Requirement:
Your task is to filter the entries and copy every line containing the string "JSON".

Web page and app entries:
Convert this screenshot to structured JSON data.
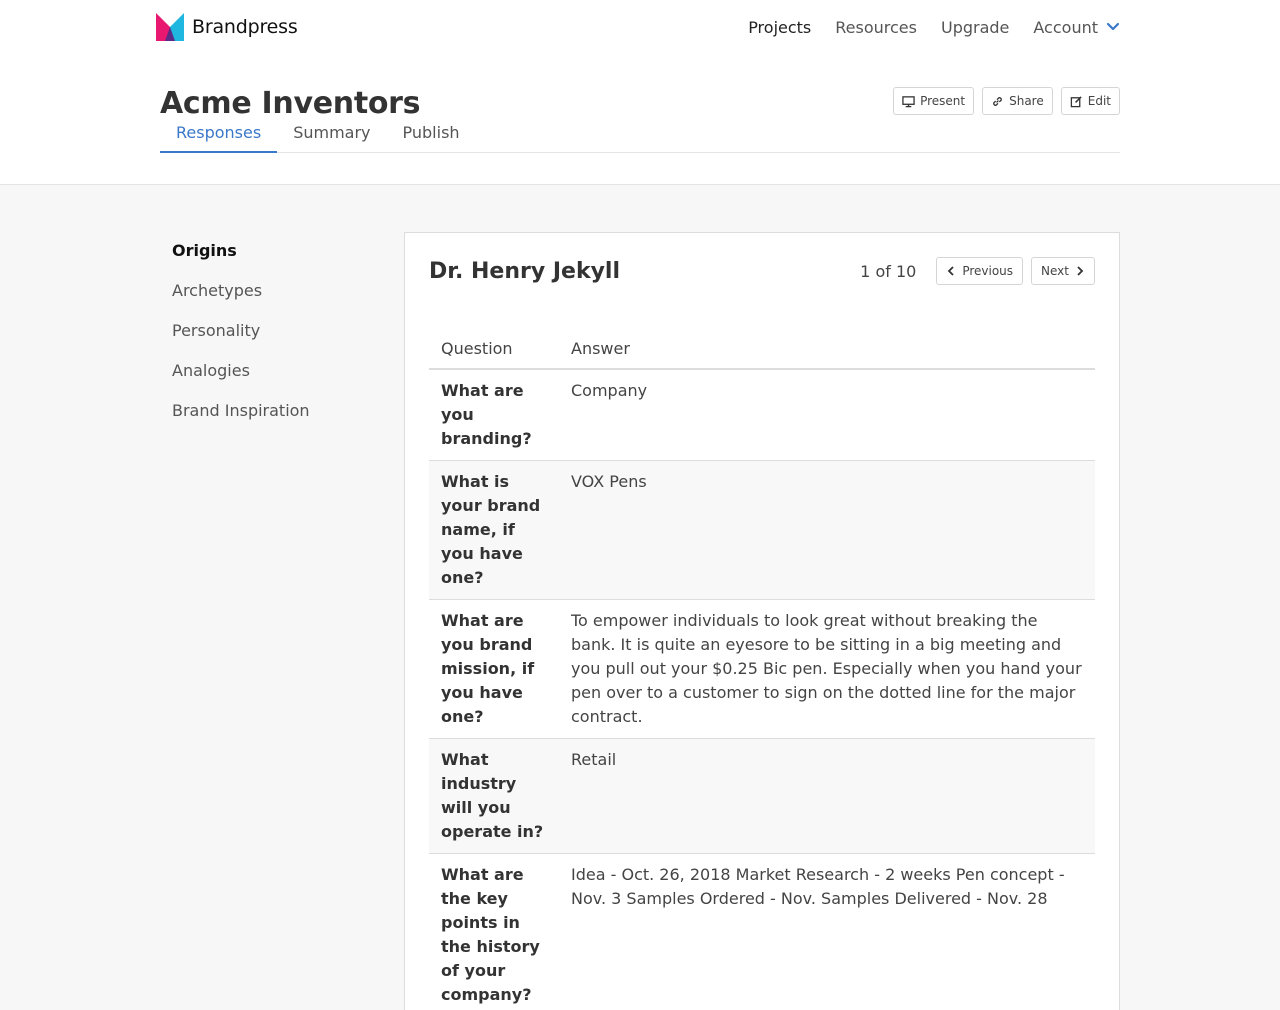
{
  "app": {
    "name": "Brandpress"
  },
  "nav": {
    "links": [
      "Projects",
      "Resources",
      "Upgrade"
    ],
    "account": "Account"
  },
  "page": {
    "title": "Acme Inventors"
  },
  "actions": {
    "present": "Present",
    "share": "Share",
    "edit": "Edit"
  },
  "tabs": [
    "Responses",
    "Summary",
    "Publish"
  ],
  "sidebar": [
    "Origins",
    "Archetypes",
    "Personality",
    "Analogies",
    "Brand Inspiration"
  ],
  "response": {
    "name": "Dr. Henry Jekyll",
    "counter": "1 of 10",
    "previous": "Previous",
    "next": "Next"
  },
  "table": {
    "headers": [
      "Question",
      "Answer"
    ],
    "rows": [
      {
        "q": "What are you branding?",
        "a": "Company"
      },
      {
        "q": "What is your brand name, if you have one?",
        "a": "VOX Pens"
      },
      {
        "q": "What are you brand mission, if you have one?",
        "a": "To empower individuals to look great without breaking the bank. It is quite an eyesore to be sitting in a big meeting and you pull out your $0.25 Bic pen. Especially when you hand your pen over to a customer to sign on the dotted line for the major contract."
      },
      {
        "q": "What industry will you operate in?",
        "a": "Retail"
      },
      {
        "q": "What are the key points in the history of your company?",
        "a": "Idea - Oct. 26, 2018 Market Research - 2 weeks Pen concept - Nov. 3 Samples Ordered - Nov. Samples Delivered - Nov. 28"
      }
    ]
  },
  "colors": {
    "accent": "#3a78c9",
    "logo_pink": "#e8176f",
    "logo_cyan": "#1fb6e0",
    "logo_purple": "#5b2a86"
  }
}
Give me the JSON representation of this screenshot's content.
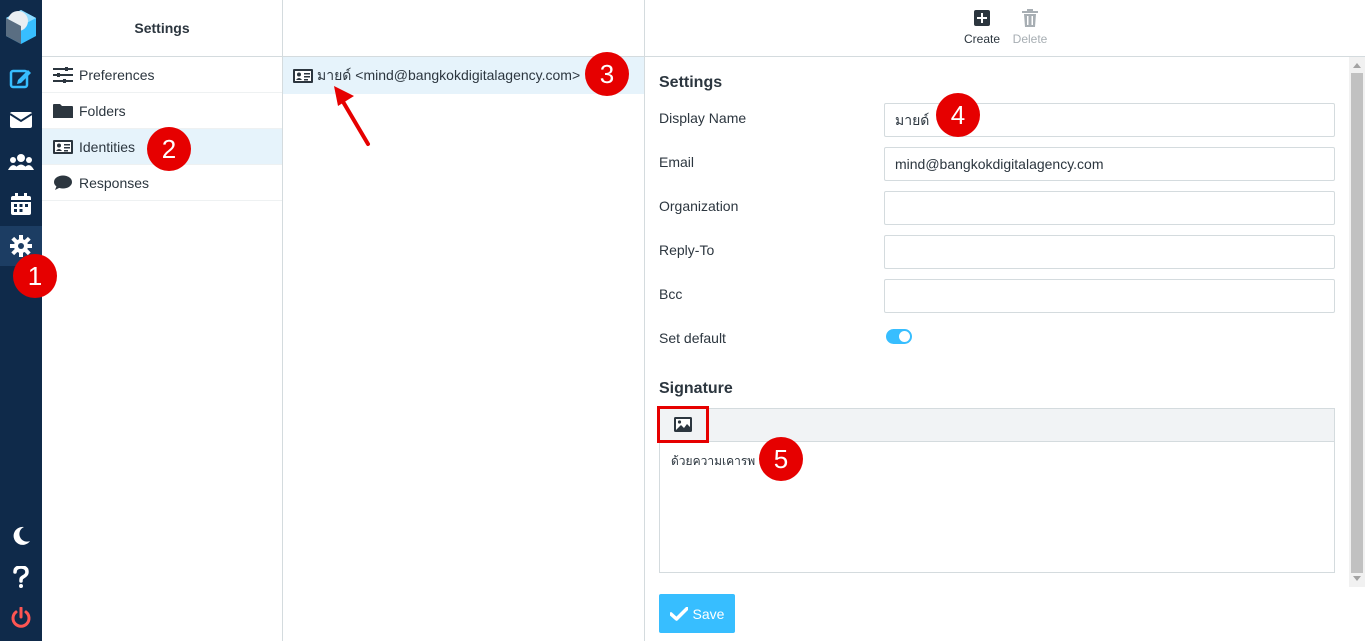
{
  "app": {
    "rail": {
      "items": [
        {
          "icon": "compose-icon"
        },
        {
          "icon": "mail-icon"
        },
        {
          "icon": "contacts-icon"
        },
        {
          "icon": "calendar-icon"
        },
        {
          "icon": "gear-icon",
          "active": true
        },
        {
          "icon": "moon-icon"
        },
        {
          "icon": "help-icon"
        },
        {
          "icon": "power-icon"
        }
      ]
    },
    "settings_menu": {
      "title": "Settings",
      "items": [
        {
          "label": "Preferences",
          "icon": "sliders-icon"
        },
        {
          "label": "Folders",
          "icon": "folder-icon"
        },
        {
          "label": "Identities",
          "icon": "id-card-icon",
          "selected": true
        },
        {
          "label": "Responses",
          "icon": "comment-icon"
        }
      ]
    },
    "identities_list": {
      "items": [
        {
          "label": "มายด์ <mind@bangkokdigitalagency.com>",
          "icon": "id-card-icon"
        }
      ]
    },
    "toolbar": {
      "create_label": "Create",
      "delete_label": "Delete"
    },
    "form": {
      "settings_title": "Settings",
      "display_name_label": "Display Name",
      "display_name_value": "มายด์",
      "email_label": "Email",
      "email_value": "mind@bangkokdigitalagency.com",
      "organization_label": "Organization",
      "organization_value": "",
      "reply_to_label": "Reply-To",
      "reply_to_value": "",
      "bcc_label": "Bcc",
      "bcc_value": "",
      "set_default_label": "Set default",
      "set_default_on": true,
      "signature_title": "Signature",
      "signature_text": "ด้วยความเคารพ",
      "save_label": "Save"
    },
    "annotations": [
      "1",
      "2",
      "3",
      "4",
      "5"
    ],
    "colors": {
      "rail_bg": "#0f2a4a",
      "accent": "#37beff",
      "selected_bg": "#e6f3fb",
      "badge_red": "#e60000",
      "power_red": "#ff5552"
    }
  }
}
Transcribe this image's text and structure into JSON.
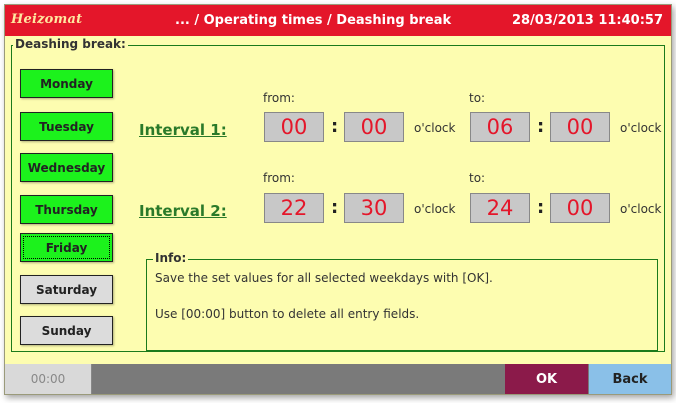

Solution for this exercise:
Convert this screenshot to structured JSON data.
Give me the JSON representation of this screenshot's content.
Transcribe this image's text and structure into JSON.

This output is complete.